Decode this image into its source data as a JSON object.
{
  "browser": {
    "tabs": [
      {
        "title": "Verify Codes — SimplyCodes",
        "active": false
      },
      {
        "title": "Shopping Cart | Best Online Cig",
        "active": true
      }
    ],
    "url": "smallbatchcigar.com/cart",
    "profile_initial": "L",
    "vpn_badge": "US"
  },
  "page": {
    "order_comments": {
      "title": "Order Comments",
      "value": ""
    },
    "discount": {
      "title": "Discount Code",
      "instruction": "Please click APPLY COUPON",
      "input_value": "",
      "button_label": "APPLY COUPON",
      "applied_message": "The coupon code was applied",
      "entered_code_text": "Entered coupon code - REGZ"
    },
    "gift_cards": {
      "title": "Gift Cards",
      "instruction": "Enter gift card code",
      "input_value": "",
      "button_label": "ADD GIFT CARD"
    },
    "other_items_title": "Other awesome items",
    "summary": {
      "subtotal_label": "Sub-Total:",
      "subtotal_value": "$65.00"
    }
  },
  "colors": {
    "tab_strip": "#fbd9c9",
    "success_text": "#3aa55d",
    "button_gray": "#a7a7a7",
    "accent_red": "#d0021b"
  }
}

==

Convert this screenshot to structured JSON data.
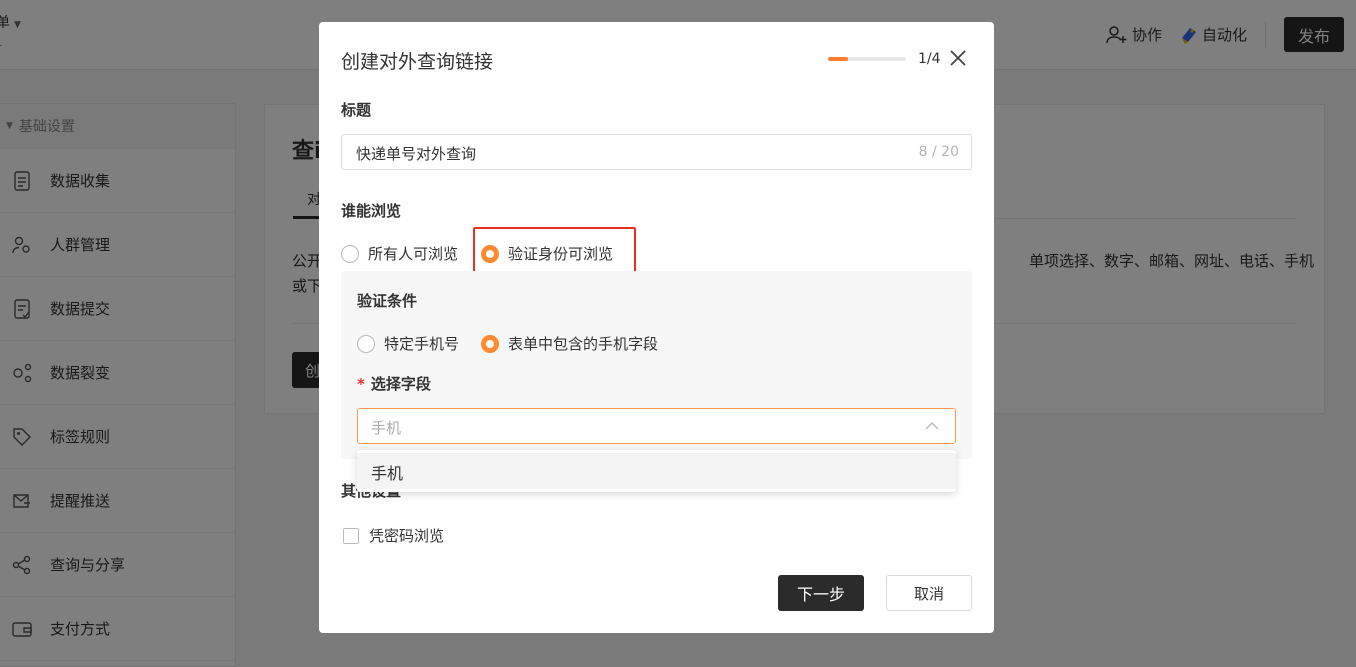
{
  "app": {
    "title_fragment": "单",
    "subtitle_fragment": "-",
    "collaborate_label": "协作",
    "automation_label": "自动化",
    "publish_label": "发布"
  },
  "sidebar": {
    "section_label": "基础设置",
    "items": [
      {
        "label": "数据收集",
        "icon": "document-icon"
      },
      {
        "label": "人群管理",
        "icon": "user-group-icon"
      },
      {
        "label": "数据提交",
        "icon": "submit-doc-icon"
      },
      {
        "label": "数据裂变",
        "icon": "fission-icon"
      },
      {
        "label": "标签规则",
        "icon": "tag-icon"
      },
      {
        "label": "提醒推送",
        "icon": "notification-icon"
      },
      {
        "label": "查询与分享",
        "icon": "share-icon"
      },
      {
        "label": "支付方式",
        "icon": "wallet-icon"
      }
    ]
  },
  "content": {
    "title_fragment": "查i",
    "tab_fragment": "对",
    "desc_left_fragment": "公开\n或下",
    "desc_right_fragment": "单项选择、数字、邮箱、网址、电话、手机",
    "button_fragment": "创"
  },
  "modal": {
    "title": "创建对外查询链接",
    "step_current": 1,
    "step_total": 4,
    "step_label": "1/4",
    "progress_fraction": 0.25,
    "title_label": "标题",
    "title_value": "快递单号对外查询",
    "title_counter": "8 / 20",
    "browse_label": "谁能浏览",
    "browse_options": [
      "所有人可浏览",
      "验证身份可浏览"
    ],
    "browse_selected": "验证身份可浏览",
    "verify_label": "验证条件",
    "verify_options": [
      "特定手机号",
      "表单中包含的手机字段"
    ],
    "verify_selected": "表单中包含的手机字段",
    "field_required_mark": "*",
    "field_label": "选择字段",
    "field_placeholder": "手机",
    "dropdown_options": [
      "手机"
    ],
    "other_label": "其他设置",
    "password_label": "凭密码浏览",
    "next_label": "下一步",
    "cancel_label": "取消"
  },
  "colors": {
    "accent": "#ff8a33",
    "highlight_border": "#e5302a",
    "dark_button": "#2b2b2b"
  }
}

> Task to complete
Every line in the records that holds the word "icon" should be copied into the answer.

> Response
        "icon": "document-icon"
        "icon": "user-group-icon"
        "icon": "submit-doc-icon"
        "icon": "fission-icon"
        "icon": "tag-icon"
        "icon": "notification-icon"
        "icon": "share-icon"
        "icon": "wallet-icon"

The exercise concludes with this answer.